After graduating SMU in 2003, Krouch continued to play basketball in semi-pro and adult leagues, but she was still searching for something to satisfy her competitive drive. She and a former college teammate stumbled on flag football during a Google search for local Dallas-area activities, and the rest – as they say – is history.

“It was like I drank the Kool Aid and I never looked back,” she says of her start in flag in 2006. “It’s just like every game, every play is a new challenge, and it’s addictive for a competitor, so I just fell in love with flag. I actually think I’m way better at flag than I was at basketball.”
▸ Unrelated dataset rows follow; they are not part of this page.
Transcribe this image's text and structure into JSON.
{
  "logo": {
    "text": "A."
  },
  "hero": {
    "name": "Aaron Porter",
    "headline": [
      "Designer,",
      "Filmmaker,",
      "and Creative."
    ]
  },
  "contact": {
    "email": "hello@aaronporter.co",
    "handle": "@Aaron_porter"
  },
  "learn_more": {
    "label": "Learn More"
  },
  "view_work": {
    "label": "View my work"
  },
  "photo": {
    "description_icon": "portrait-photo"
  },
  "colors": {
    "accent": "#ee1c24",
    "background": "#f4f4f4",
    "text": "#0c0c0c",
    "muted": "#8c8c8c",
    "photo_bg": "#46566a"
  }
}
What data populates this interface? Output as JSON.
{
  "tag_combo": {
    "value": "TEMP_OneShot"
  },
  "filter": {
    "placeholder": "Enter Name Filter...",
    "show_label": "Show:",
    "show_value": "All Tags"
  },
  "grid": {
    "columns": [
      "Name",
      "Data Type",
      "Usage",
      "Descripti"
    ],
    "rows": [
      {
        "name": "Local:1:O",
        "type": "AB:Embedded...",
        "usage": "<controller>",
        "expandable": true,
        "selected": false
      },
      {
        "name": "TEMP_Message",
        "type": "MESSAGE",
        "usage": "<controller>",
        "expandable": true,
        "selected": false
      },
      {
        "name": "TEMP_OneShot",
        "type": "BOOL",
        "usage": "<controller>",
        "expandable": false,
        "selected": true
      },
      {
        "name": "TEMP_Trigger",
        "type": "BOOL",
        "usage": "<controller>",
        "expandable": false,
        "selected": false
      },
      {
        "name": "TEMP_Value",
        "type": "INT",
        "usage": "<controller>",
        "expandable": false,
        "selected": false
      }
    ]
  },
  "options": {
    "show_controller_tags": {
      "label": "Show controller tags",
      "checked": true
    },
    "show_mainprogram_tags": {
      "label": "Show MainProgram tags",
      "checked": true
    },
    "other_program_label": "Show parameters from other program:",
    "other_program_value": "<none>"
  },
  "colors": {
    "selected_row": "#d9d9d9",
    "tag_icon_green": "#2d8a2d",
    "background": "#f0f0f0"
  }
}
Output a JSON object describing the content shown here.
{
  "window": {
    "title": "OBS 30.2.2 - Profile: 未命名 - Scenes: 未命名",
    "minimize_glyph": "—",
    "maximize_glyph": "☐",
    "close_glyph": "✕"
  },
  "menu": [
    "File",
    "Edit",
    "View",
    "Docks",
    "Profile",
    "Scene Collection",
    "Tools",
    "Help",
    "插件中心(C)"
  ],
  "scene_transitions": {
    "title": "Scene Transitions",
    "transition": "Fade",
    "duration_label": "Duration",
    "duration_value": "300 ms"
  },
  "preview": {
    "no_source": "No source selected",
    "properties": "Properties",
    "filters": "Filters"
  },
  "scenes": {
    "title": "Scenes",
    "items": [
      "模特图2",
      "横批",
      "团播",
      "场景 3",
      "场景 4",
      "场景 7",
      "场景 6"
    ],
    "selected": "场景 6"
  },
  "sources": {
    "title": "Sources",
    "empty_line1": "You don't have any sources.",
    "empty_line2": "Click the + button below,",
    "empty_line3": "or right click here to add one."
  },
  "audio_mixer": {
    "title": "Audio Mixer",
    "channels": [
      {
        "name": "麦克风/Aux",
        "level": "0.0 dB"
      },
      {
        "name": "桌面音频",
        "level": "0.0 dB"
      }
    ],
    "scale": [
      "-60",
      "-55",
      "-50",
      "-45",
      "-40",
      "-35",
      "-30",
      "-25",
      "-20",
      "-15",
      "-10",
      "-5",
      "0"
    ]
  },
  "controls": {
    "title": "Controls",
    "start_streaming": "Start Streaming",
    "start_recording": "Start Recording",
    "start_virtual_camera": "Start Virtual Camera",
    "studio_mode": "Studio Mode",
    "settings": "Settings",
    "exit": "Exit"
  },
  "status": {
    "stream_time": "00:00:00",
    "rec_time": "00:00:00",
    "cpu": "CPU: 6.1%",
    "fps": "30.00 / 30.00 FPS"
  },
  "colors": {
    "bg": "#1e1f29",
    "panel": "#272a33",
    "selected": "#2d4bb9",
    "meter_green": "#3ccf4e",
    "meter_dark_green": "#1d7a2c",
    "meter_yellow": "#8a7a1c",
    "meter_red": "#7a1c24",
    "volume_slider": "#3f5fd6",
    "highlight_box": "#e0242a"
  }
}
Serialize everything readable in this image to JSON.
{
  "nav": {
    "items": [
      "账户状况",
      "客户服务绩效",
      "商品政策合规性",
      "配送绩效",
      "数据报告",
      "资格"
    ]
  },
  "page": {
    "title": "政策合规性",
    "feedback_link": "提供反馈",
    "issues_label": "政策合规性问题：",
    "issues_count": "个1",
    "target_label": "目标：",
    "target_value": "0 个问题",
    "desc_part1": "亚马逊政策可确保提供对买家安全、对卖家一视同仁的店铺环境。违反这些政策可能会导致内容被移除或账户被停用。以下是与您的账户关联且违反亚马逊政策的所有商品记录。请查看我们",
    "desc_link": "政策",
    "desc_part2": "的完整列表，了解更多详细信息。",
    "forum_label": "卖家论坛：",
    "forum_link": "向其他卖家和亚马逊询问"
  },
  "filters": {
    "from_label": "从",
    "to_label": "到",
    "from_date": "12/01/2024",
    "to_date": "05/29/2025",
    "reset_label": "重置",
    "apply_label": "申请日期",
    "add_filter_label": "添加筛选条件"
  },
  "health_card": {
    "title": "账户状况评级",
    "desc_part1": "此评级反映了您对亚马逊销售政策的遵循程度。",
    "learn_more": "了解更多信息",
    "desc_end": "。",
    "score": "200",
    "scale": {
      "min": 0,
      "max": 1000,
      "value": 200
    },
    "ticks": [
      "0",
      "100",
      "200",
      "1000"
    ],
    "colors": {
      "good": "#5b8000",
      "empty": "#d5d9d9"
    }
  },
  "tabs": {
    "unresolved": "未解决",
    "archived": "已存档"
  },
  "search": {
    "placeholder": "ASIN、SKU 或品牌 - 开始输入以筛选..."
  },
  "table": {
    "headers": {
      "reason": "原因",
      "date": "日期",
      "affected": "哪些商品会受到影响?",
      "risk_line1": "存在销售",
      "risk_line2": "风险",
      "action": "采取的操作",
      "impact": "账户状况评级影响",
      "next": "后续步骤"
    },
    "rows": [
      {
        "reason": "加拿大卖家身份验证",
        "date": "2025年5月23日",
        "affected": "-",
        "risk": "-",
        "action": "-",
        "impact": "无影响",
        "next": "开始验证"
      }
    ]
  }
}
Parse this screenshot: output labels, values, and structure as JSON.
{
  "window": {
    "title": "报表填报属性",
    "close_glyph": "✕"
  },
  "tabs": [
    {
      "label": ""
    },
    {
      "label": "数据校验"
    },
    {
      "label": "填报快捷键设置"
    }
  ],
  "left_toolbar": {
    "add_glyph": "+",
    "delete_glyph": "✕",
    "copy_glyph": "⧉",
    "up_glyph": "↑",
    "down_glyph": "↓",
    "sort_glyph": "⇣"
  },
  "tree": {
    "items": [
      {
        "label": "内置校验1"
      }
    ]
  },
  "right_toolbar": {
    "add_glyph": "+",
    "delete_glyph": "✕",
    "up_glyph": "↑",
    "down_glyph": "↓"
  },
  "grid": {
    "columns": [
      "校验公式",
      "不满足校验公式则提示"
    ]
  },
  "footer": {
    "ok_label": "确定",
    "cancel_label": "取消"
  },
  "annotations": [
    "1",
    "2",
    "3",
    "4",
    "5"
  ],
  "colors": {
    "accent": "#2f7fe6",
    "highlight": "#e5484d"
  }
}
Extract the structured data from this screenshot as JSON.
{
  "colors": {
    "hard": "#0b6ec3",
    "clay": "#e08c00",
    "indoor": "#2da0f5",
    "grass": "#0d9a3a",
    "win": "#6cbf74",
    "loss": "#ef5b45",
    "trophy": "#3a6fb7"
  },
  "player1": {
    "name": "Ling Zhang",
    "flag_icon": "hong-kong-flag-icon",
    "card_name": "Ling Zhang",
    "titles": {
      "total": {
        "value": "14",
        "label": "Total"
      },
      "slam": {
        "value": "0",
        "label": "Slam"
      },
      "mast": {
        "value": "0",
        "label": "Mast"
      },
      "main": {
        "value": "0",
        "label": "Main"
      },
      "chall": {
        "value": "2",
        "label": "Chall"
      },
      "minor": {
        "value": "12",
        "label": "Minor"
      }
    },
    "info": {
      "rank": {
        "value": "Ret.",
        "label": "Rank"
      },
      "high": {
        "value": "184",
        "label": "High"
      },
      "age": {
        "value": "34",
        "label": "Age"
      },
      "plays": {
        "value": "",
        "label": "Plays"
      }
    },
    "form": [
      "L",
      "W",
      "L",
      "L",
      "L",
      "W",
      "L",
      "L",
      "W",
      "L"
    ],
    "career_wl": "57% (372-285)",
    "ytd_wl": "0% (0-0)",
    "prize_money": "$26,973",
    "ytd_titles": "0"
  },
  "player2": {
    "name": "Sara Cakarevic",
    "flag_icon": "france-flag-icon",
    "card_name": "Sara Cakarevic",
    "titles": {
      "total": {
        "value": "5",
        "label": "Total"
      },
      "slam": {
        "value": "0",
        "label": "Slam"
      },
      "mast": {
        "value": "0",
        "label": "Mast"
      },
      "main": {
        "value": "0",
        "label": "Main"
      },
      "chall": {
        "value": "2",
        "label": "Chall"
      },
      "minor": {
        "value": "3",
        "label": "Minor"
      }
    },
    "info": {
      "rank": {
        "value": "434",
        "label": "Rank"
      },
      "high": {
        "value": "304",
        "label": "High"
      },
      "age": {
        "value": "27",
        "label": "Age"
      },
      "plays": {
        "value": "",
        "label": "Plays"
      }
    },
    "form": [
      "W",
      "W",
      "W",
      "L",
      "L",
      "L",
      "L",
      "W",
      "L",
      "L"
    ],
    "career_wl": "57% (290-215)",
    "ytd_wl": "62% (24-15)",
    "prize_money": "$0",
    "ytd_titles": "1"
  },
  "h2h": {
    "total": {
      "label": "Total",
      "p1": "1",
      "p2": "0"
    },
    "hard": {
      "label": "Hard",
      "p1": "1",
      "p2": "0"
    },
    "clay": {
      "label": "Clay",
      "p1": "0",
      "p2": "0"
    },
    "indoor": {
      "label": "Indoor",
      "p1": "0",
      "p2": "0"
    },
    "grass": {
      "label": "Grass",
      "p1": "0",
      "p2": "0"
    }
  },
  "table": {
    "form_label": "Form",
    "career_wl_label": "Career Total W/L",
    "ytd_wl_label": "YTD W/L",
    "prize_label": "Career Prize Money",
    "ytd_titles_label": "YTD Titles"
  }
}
She moved into the quarterback position through some sly maneuvering by current USA Women’s Flag Football head coach Chris Lankford. They were playing together in a local tournament when he “tricked” her into the QB position, despite Krouch knowing “zero football language.”

ALSO FROM ON HER TURF: U.S. freeskier Maggie Voisin gets candid about grief, loss and finding motivation on the mountain

“One day I showed up for a tournament and I asked, ‘All right, guys, who’s our quarterback?’ And he says, ‘We’re looking at her,’” she remembers. They kept the plays simple, and her team made it to the playoffs that season. Krouch has been a QB ever since.

Krouch joined the national team in 2016 and was inducted into the National Flag and Touch Football Hall Fame that same year. Last year at the 2022 World Games in Birmingham, Alabama, a 41-year-old Krouch set a new mark as the oldest Flag football player, man or woman, in the games, and she ranked second among women with 25 touchdown passes at the tournament where USA won silver.

She aims to bring that expertise to the field at the Pro Bowl games, where she’s looking forward to seeing NFL players take on the flag football style type of plays. “Flag is a very finesse, quick game, a lot of footwork, and these guys can’t grab or hold, no downfield contact or downfield block or anything off the line,” she explains. “So it’s going to be exciting just to see skill for skill, footwork for footwork, defense to offense, and to see flag football language with those type of elite athletes.”

As for the biggest challenge, Krouch believes it will be crafting a concise playbook and language that puts everyone on the same page. “A challenge for me is getting a coach’s mindset,” she adds, “I have to actually come up with plays ahead of time and I don’t usually have premeditated plays in my head. I just read it so for me to tell Kirk Cousins or Geno Smith [what to do], it will be different, you know?”

But beyond the Pro Bowl, Krouch is excited that flag is being considered for inclusion as an exhibition sport in the 2028 Summer Olympics. While she’s keeping a hopeful eye on that development, she’s also working to shape the next generation of potential athletes as a physical education teacher at La Villita Elementary in Irving, Texas.

RELATED: NFL still pushing for Olympic flag football with a chance ahead

“It’s an honor to be a role model – for other youth flag football players, for my students, both boys and girls,” says Krouch. “Then at my campus and in my community, it’s amazing to be able to break the barrier of like, ‘Asian women can’t do this.’ And then to be at my age, still doing this, I feel very lucky and blessed. …I think I still got some years in me.”

As for what she hopes viewers and fans walk away with after watching the Pro Bowl flag games this weekend, Krouch feels confident folks will walk away enlightened by the show.

“I just hope that they have fun with it,” says Krouch. “And for those who don’t know flag to be like, ‘Wow, that’s really amazing. Maybe that’s something I really can get my son or daughter into at a young age.’ So I just hope that they see that the sport is real – it’s not just something we play at recess. It’s a real thing now. I think they’ll see that the world loves it, the world can play it and is playing it.”

Be sure to check back with On Her Turf later this week when we catch up with AFC coordinator and Mexico Women’s National Flag Football Team quarterback Diana Flores.  

MORE FROM ON HER TURF: Paula Moltzan talks first World Cup podium, being Mikaela Shiffrin’s teammate and unconventional path to the U.S. Ski Team